The media sometimes portrays the question of the human role in climate as a central debate in Climate Science, despite the strong scientific consensus that human emissions of greenhouse gases are affecting climate. At the same time, the scientific community is far from monolithic on many questions of societal relevance, and these debates are largely ignored in the media. Here we highlight one of those debates: the importance of the ocean for climate
It is often assumed that the ocean plays a central role in climate, both in the response to long-term human alterations, as well as in natural fluctuations. The implications of this are farreaching for the science of climate and climate change: For instance, suppose the ocean does play a central role in climate. Then we need a complete view of its current state, and the ocean must be fully treated in climate models in order to predict the climate of the coming season, year, or even decade. On the other hand, if the ocean does not strongly affect climate, such oceanic observations and dynamics may be unnecessary for prediction systems. Dr. Clement will review current debates on the importance of the ocean for predicting climate, where its importance is paramount (e.g. the equatorial Pacific and the Southern ocean), and where it is questionable (the North Atlantic).
After her lecture, a panel of experts on the ocean, atmosphere and climate from the UCLA Atmospheric and Oceanic Science Department will be convened to discuss Dr. Clement’s points. The audience will gain insight into how Climate Science is conducted and how the field must evolve over the coming years to fulfill its mandate to predict the behavior of the climate system.

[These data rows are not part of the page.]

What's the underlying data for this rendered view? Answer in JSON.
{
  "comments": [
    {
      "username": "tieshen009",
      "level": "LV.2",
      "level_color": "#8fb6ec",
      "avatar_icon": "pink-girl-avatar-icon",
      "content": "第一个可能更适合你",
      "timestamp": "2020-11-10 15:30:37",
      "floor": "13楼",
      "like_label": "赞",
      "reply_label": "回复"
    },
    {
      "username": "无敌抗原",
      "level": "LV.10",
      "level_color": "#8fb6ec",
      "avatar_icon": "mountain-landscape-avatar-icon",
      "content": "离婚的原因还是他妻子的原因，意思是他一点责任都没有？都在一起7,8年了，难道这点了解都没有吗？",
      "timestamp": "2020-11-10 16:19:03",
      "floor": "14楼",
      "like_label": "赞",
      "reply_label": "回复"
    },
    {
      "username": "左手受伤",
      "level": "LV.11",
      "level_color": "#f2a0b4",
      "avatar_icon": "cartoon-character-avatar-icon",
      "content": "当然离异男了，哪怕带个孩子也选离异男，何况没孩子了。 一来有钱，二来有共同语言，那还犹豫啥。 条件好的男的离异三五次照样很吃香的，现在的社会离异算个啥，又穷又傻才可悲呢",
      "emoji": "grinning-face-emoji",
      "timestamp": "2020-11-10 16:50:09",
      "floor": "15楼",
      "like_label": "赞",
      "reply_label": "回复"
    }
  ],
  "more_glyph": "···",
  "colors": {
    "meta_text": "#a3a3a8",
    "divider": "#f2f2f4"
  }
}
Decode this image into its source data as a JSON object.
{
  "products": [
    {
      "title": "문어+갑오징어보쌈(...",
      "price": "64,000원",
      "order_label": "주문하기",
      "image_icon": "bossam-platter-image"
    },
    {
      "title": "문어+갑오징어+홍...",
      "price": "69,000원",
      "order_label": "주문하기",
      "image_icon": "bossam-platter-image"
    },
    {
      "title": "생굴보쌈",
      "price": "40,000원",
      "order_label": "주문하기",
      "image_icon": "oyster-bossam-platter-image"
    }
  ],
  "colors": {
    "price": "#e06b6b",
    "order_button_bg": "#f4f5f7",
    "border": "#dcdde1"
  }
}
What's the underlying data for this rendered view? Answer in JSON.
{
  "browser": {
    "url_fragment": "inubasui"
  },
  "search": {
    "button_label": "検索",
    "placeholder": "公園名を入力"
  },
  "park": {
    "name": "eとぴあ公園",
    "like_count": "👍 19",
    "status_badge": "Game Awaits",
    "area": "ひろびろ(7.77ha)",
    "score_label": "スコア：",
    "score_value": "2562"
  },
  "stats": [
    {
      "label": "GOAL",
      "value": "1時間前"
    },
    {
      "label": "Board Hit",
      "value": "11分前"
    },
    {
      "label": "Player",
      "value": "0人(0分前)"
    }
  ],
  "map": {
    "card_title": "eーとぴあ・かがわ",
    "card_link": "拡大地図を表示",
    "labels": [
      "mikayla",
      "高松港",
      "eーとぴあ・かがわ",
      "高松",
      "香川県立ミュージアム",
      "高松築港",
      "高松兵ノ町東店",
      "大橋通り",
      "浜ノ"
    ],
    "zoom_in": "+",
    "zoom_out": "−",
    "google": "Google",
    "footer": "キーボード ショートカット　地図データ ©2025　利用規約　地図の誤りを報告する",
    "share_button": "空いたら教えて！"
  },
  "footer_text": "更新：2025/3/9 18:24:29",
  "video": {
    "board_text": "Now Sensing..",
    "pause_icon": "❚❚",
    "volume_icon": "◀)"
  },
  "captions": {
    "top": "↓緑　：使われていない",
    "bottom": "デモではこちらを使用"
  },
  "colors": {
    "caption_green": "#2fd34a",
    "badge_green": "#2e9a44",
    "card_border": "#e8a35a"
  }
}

Amy Clement teaches courses on atmospheric science, physics of climate, science policy, and climate and society. She mentors graduate students and postdoctoral scientists in the atmospheric and ocean sciences, and she prepares her students to go on to successful careers where they can make an impact in their fields. She enjoys changing the way people think about the Earth and its climate through her teaching and mentoring.
Amy Clement earned her Bachelor’s degree in Physics from Columbia College, and Ph.D. from the Department of Earth and Environmental Science, both at Columbia University in New York. She did a postdoctoral fellowship at the University of Pierre and Marie Curie in Paris, France, and has been a faculty member at the Rosenstiel School since 2001. Amy Clement has made a mark in her field by motivating scientists to think more about the role of the tropics in paleoclimate and encouraging them to simplify the climate system in order to better understand its fundamental processes.